Tiffany's Agate Glass
Louis C. Tiffany often exploited the transformative potential of glass in service of imitating other materials. Working under his direction, Tiffany’s chemists pioneered new and innovative ways to make decorative glass, however the idea of using glass to imitate other materials dates back to the origins of glassmaking. Early glassmakers would commonly use coloring agents in the form of metallic oxides to mimic the rich variety of colors found in highly prized semi-precious stones. For example, the addition of cobalt to the glass batch yields a blue color similar to lapis lazuli.1 The medium of glass allowed these early glassmakers to replicate the artistic effects of expensive stones in a more cost-effective way. Additionally, they were no longer confined to the organic striations found within the natural stones themselves, but could instead create the patterns and color combinations they so desired.

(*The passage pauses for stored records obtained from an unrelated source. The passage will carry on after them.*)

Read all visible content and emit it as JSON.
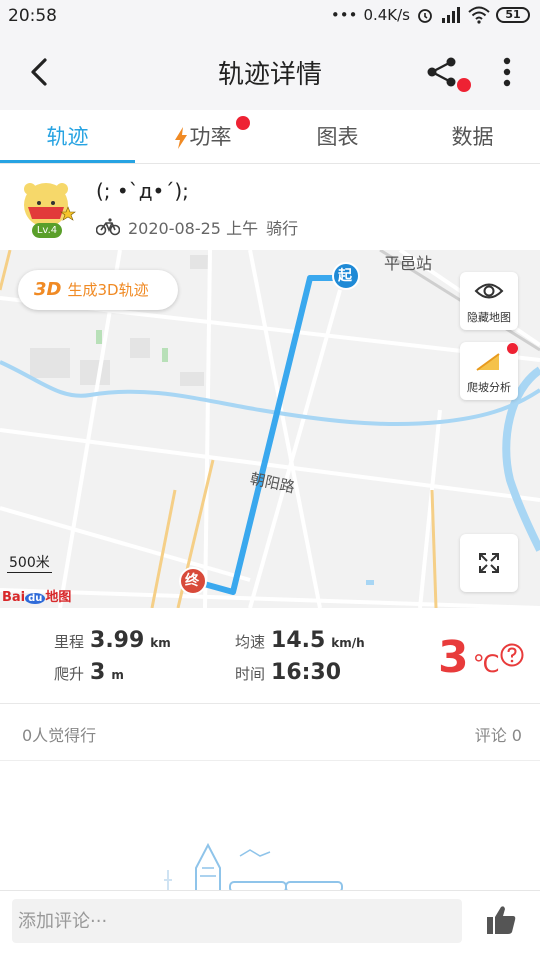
{
  "status_bar": {
    "time": "20:58",
    "speed": "0.4K/s",
    "battery": "51"
  },
  "header": {
    "title": "轨迹详情"
  },
  "tabs": [
    {
      "label": "轨迹",
      "active": true
    },
    {
      "label": "功率",
      "active": false,
      "has_badge": true
    },
    {
      "label": "图表",
      "active": false
    },
    {
      "label": "数据",
      "active": false
    }
  ],
  "user": {
    "name": "(; •`д•´);",
    "level": "Lv.4",
    "date": "2020-08-25 上午",
    "activity": "骑行"
  },
  "map": {
    "btn_3d_tag": "3D",
    "btn_3d_label": "生成3D轨迹",
    "hide_map_label": "隐藏地图",
    "climb_analysis_label": "爬坡分析",
    "start_marker": "起",
    "end_marker": "终",
    "station_label": "平邑站",
    "road_label": "朝阳路",
    "scale": "500米",
    "logo_text_1": "Bai",
    "logo_text_2": "du",
    "logo_text_3": "地图"
  },
  "stats": {
    "distance_label": "里程",
    "distance_value": "3.99",
    "distance_unit": "km",
    "avg_speed_label": "均速",
    "avg_speed_value": "14.5",
    "avg_speed_unit": "km/h",
    "climb_label": "爬升",
    "climb_value": "3",
    "climb_unit": "m",
    "time_label": "时间",
    "time_value": "16:30",
    "temperature_value": "3",
    "temperature_unit": "℃"
  },
  "social": {
    "likes_text": "0人觉得行",
    "comments_text": "评论 0"
  },
  "comment_box": {
    "placeholder": "添加评论···"
  },
  "colors": {
    "accent": "#27a3e2",
    "route": "#3aa8ee",
    "temperature": "#e83b3b",
    "badge": "#ee2233",
    "climb_orange": "#f08a24"
  }
}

Among the most popular early glass facsimiles were examples that imitated agate.